■ **Material shown**
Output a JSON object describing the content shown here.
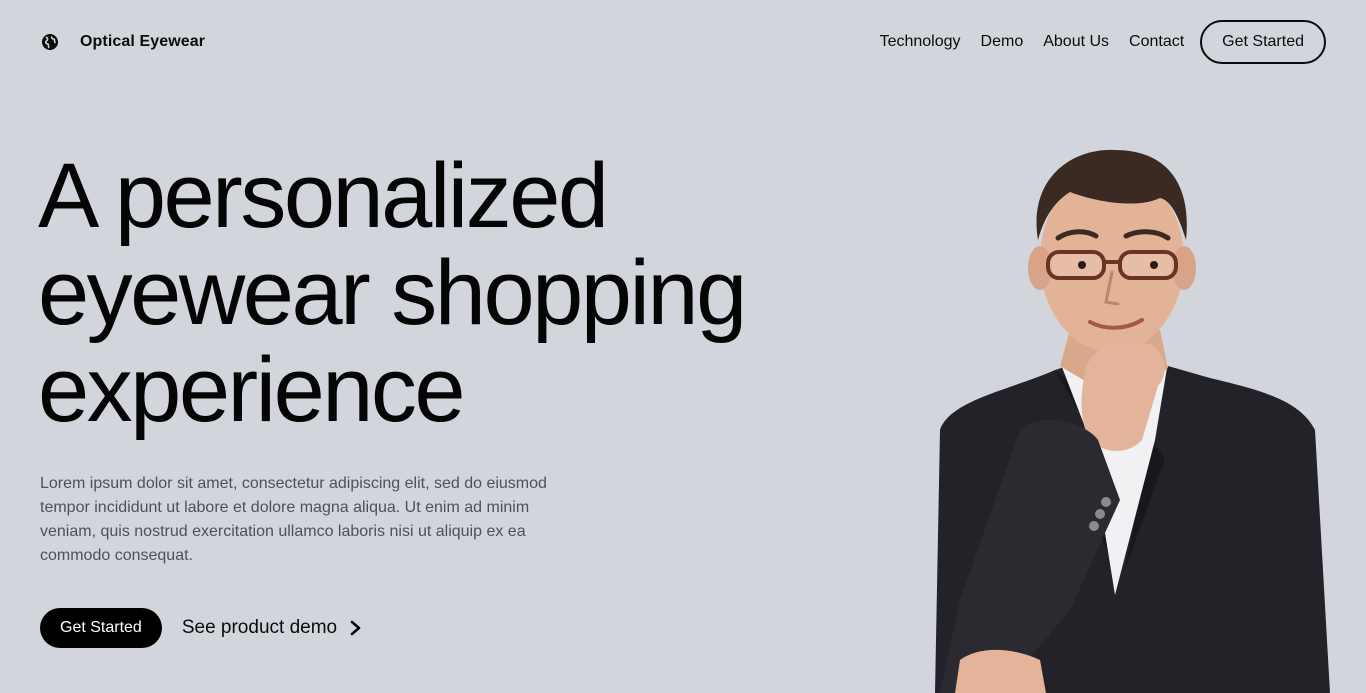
{
  "header": {
    "brand": {
      "name": "Optical Eyewear",
      "icon": "globe-icon"
    },
    "nav": [
      {
        "label": "Technology"
      },
      {
        "label": "Demo"
      },
      {
        "label": "About Us"
      },
      {
        "label": "Contact"
      }
    ],
    "cta_label": "Get Started"
  },
  "hero": {
    "title_lines": [
      "A personalized",
      "eyewear shopping",
      "experience"
    ],
    "body": "Lorem ipsum dolor sit amet, consectetur adipiscing elit, sed do eiusmod tempor incididunt ut labore et dolore magna aliqua. Ut enim ad minim veniam, quis nostrud exercitation ullamco laboris nisi ut aliquip ex ea commodo consequat.",
    "primary_cta": "Get Started",
    "secondary_cta": "See product demo",
    "secondary_icon": "chevron-right-icon",
    "image": "man-with-glasses-photo"
  },
  "colors": {
    "background": "#d2d6dc",
    "text": "#0b0b0b",
    "muted_text": "#4a5160",
    "button_bg": "#000000",
    "button_text": "#ffffff"
  }
}
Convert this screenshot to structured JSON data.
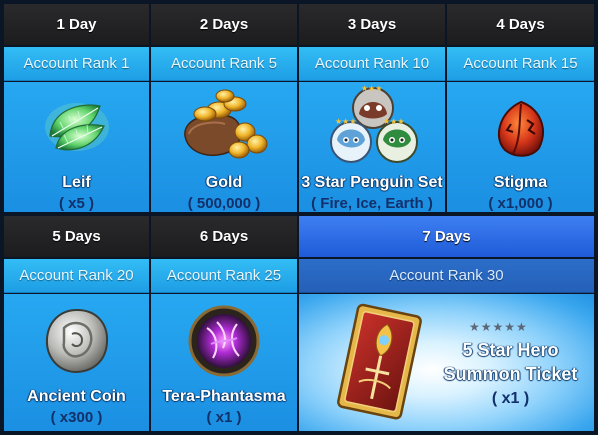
{
  "rewards": [
    {
      "day": "1 Day",
      "rank": "Account Rank 1",
      "item": "Leif",
      "qty": "( x5 )",
      "icon": "leaf-icon"
    },
    {
      "day": "2 Days",
      "rank": "Account Rank 5",
      "item": "Gold",
      "qty": "( 500,000 )",
      "icon": "gold-coins-icon"
    },
    {
      "day": "3 Days",
      "rank": "Account Rank 10",
      "item": "3 Star Penguin Set",
      "qty": "( Fire, Ice, Earth )",
      "icon": "penguin-set-icon"
    },
    {
      "day": "4 Days",
      "rank": "Account Rank 15",
      "item": "Stigma",
      "qty": "( x1,000 )",
      "icon": "stigma-icon"
    },
    {
      "day": "5 Days",
      "rank": "Account Rank 20",
      "item": "Ancient Coin",
      "qty": "( x300 )",
      "icon": "ancient-coin-icon"
    },
    {
      "day": "6 Days",
      "rank": "Account Rank 25",
      "item": "Tera-Phantasma",
      "qty": "( x1 )",
      "icon": "tera-phantasma-icon"
    },
    {
      "day": "7 Days",
      "rank": "Account Rank 30",
      "item_line1": "5 Star Hero",
      "item_line2": "Summon Ticket",
      "qty": "( x1 )",
      "stars": "★★★★★",
      "icon": "summon-ticket-icon"
    }
  ],
  "colors": {
    "header_dark": "#1c1c1e",
    "rank_bar": "#2aaef0",
    "cell_body": "#1f97e6",
    "highlight_header": "#2f6ee6",
    "qty_text": "#12306a"
  }
}
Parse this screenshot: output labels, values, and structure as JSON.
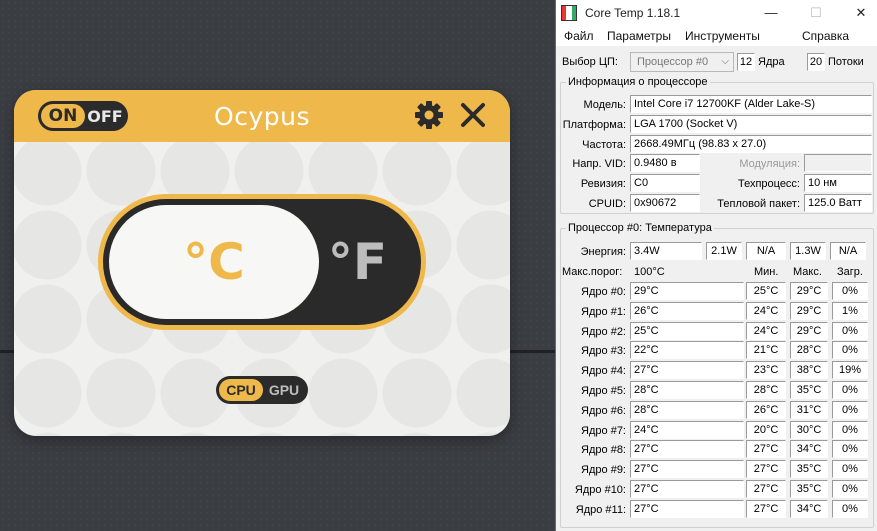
{
  "ocypus": {
    "power_on": "ON",
    "power_off": "OFF",
    "brand": "Ocypus",
    "unit_c": "°C",
    "unit_f": "°F",
    "device_cpu": "CPU",
    "device_gpu": "GPU",
    "accent_color": "#efb84a"
  },
  "coretemp": {
    "title": "Core Temp 1.18.1",
    "window_buttons": {
      "minimize": "—",
      "maximize": "☐",
      "close": "✕"
    },
    "menu": [
      "Файл",
      "Параметры",
      "Инструменты",
      "Справка"
    ],
    "cpu_select": {
      "label": "Выбор ЦП:",
      "value": "Процессор #0",
      "cores": "12",
      "cores_label": "Ядра",
      "threads": "20",
      "threads_label": "Потоки"
    },
    "info": {
      "group_title": "Информация о процессоре",
      "model_label": "Модель:",
      "model": "Intel Core i7 12700KF (Alder Lake-S)",
      "platform_label": "Платформа:",
      "platform": "LGA 1700 (Socket V)",
      "freq_label": "Частота:",
      "freq": "2668.49МГц (98.83 x 27.0)",
      "vid_label": "Напр. VID:",
      "vid": "0.9480 в",
      "modulation_label": "Модуляция:",
      "modulation": "",
      "revision_label": "Ревизия:",
      "revision": "C0",
      "lithography_label": "Техпроцесс:",
      "lithography": "10 нм",
      "cpuid_label": "CPUID:",
      "cpuid": "0x90672",
      "tdp_label": "Тепловой пакет:",
      "tdp": "125.0 Ватт"
    },
    "temps": {
      "group_title": "Процессор #0: Температура",
      "power_label": "Энергия:",
      "power": [
        "3.4W",
        "2.1W",
        "N/A",
        "1.3W",
        "N/A"
      ],
      "tjmax_label": "Макс.порог:",
      "tjmax": "100°C",
      "col_min": "Мин.",
      "col_max": "Макс.",
      "col_load": "Загр.",
      "cores": [
        {
          "name": "Ядро #0:",
          "temp": "29°C",
          "min": "25°C",
          "max": "29°C",
          "load": "0%"
        },
        {
          "name": "Ядро #1:",
          "temp": "26°C",
          "min": "24°C",
          "max": "29°C",
          "load": "1%"
        },
        {
          "name": "Ядро #2:",
          "temp": "25°C",
          "min": "24°C",
          "max": "29°C",
          "load": "0%"
        },
        {
          "name": "Ядро #3:",
          "temp": "22°C",
          "min": "21°C",
          "max": "28°C",
          "load": "0%"
        },
        {
          "name": "Ядро #4:",
          "temp": "27°C",
          "min": "23°C",
          "max": "38°C",
          "load": "19%"
        },
        {
          "name": "Ядро #5:",
          "temp": "28°C",
          "min": "28°C",
          "max": "35°C",
          "load": "0%"
        },
        {
          "name": "Ядро #6:",
          "temp": "28°C",
          "min": "26°C",
          "max": "31°C",
          "load": "0%"
        },
        {
          "name": "Ядро #7:",
          "temp": "24°C",
          "min": "20°C",
          "max": "30°C",
          "load": "0%"
        },
        {
          "name": "Ядро #8:",
          "temp": "27°C",
          "min": "27°C",
          "max": "34°C",
          "load": "0%"
        },
        {
          "name": "Ядро #9:",
          "temp": "27°C",
          "min": "27°C",
          "max": "35°C",
          "load": "0%"
        },
        {
          "name": "Ядро #10:",
          "temp": "27°C",
          "min": "27°C",
          "max": "35°C",
          "load": "0%"
        },
        {
          "name": "Ядро #11:",
          "temp": "27°C",
          "min": "27°C",
          "max": "34°C",
          "load": "0%"
        }
      ]
    }
  }
}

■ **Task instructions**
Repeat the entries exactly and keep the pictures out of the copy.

■ **Solution for this exercise**
Output a JSON object describing the content shown here.
{
  "header": {
    "brand": {
      "name": "Optical Eyewear",
      "icon": "globe-icon"
    },
    "nav": [
      {
        "label": "Technology"
      },
      {
        "label": "Demo"
      },
      {
        "label": "About Us"
      },
      {
        "label": "Contact"
      }
    ],
    "cta_label": "Get Started"
  },
  "hero": {
    "title_lines": [
      "A personalized",
      "eyewear shopping",
      "experience"
    ],
    "body": "Lorem ipsum dolor sit amet, consectetur adipiscing elit, sed do eiusmod tempor incididunt ut labore et dolore magna aliqua. Ut enim ad minim veniam, quis nostrud exercitation ullamco laboris nisi ut aliquip ex ea commodo consequat.",
    "primary_cta": "Get Started",
    "secondary_cta": "See product demo",
    "secondary_icon": "chevron-right-icon",
    "image": "man-with-glasses-photo"
  },
  "colors": {
    "background": "#d2d6dc",
    "text": "#0b0b0b",
    "muted_text": "#4a5160",
    "button_bg": "#000000",
    "button_text": "#ffffff"
  }
}
Convert this screenshot to structured JSON data.
{
  "rewards": [
    {
      "day": "1 Day",
      "rank": "Account Rank 1",
      "item": "Leif",
      "qty": "( x5 )",
      "icon": "leaf-icon"
    },
    {
      "day": "2 Days",
      "rank": "Account Rank 5",
      "item": "Gold",
      "qty": "( 500,000 )",
      "icon": "gold-coins-icon"
    },
    {
      "day": "3 Days",
      "rank": "Account Rank 10",
      "item": "3 Star Penguin Set",
      "qty": "( Fire, Ice, Earth )",
      "icon": "penguin-set-icon"
    },
    {
      "day": "4 Days",
      "rank": "Account Rank 15",
      "item": "Stigma",
      "qty": "( x1,000 )",
      "icon": "stigma-icon"
    },
    {
      "day": "5 Days",
      "rank": "Account Rank 20",
      "item": "Ancient Coin",
      "qty": "( x300 )",
      "icon": "ancient-coin-icon"
    },
    {
      "day": "6 Days",
      "rank": "Account Rank 25",
      "item": "Tera-Phantasma",
      "qty": "( x1 )",
      "icon": "tera-phantasma-icon"
    },
    {
      "day": "7 Days",
      "rank": "Account Rank 30",
      "item_line1": "5 Star Hero",
      "item_line2": "Summon Ticket",
      "qty": "( x1 )",
      "stars": "★★★★★",
      "icon": "summon-ticket-icon"
    }
  ],
  "colors": {
    "header_dark": "#1c1c1e",
    "rank_bar": "#2aaef0",
    "cell_body": "#1f97e6",
    "highlight_header": "#2f6ee6",
    "qty_text": "#12306a"
  }
}
Parse this screenshot: output labels, values, and structure as JSON.
{
  "ocypus": {
    "power_on": "ON",
    "power_off": "OFF",
    "brand": "Ocypus",
    "unit_c": "°C",
    "unit_f": "°F",
    "device_cpu": "CPU",
    "device_gpu": "GPU",
    "accent_color": "#efb84a"
  },
  "coretemp": {
    "title": "Core Temp 1.18.1",
    "window_buttons": {
      "minimize": "—",
      "maximize": "☐",
      "close": "✕"
    },
    "menu": [
      "Файл",
      "Параметры",
      "Инструменты",
      "Справка"
    ],
    "cpu_select": {
      "label": "Выбор ЦП:",
      "value": "Процессор #0",
      "cores": "12",
      "cores_label": "Ядра",
      "threads": "20",
      "threads_label": "Потоки"
    },
    "info": {
      "group_title": "Информация о процессоре",
      "model_label": "Модель:",
      "model": "Intel Core i7 12700KF (Alder Lake-S)",
      "platform_label": "Платформа:",
      "platform": "LGA 1700 (Socket V)",
      "freq_label": "Частота:",
      "freq": "2668.49МГц (98.83 x 27.0)",
      "vid_label": "Напр. VID:",
      "vid": "0.9480 в",
      "modulation_label": "Модуляция:",
      "modulation": "",
      "revision_label": "Ревизия:",
      "revision": "C0",
      "lithography_label": "Техпроцесс:",
      "lithography": "10 нм",
      "cpuid_label": "CPUID:",
      "cpuid": "0x90672",
      "tdp_label": "Тепловой пакет:",
      "tdp": "125.0 Ватт"
    },
    "temps": {
      "group_title": "Процессор #0: Температура",
      "power_label": "Энергия:",
      "power": [
        "3.4W",
        "2.1W",
        "N/A",
        "1.3W",
        "N/A"
      ],
      "tjmax_label": "Макс.порог:",
      "tjmax": "100°C",
      "col_min": "Мин.",
      "col_max": "Макс.",
      "col_load": "Загр.",
      "cores": [
        {
          "name": "Ядро #0:",
          "temp": "29°C",
          "min": "25°C",
          "max": "29°C",
          "load": "0%"
        },
        {
          "name": "Ядро #1:",
          "temp": "26°C",
          "min": "24°C",
          "max": "29°C",
          "load": "1%"
        },
        {
          "name": "Ядро #2:",
          "temp": "25°C",
          "min": "24°C",
          "max": "29°C",
          "load": "0%"
        },
        {
          "name": "Ядро #3:",
          "temp": "22°C",
          "min": "21°C",
          "max": "28°C",
          "load": "0%"
        },
        {
          "name": "Ядро #4:",
          "temp": "27°C",
          "min": "23°C",
          "max": "38°C",
          "load": "19%"
        },
        {
          "name": "Ядро #5:",
          "temp": "28°C",
          "min": "28°C",
          "max": "35°C",
          "load": "0%"
        },
        {
          "name": "Ядро #6:",
          "temp": "28°C",
          "min": "26°C",
          "max": "31°C",
          "load": "0%"
        },
        {
          "name": "Ядро #7:",
          "temp": "24°C",
          "min": "20°C",
          "max": "30°C",
          "load": "0%"
        },
        {
          "name": "Ядро #8:",
          "temp": "27°C",
          "min": "27°C",
          "max": "34°C",
          "load": "0%"
        },
        {
          "name": "Ядро #9:",
          "temp": "27°C",
          "min": "27°C",
          "max": "35°C",
          "load": "0%"
        },
        {
          "name": "Ядро #10:",
          "temp": "27°C",
          "min": "27°C",
          "max": "35°C",
          "load": "0%"
        },
        {
          "name": "Ядро #11:",
          "temp": "27°C",
          "min": "27°C",
          "max": "34°C",
          "load": "0%"
        }
      ]
    }
  }
}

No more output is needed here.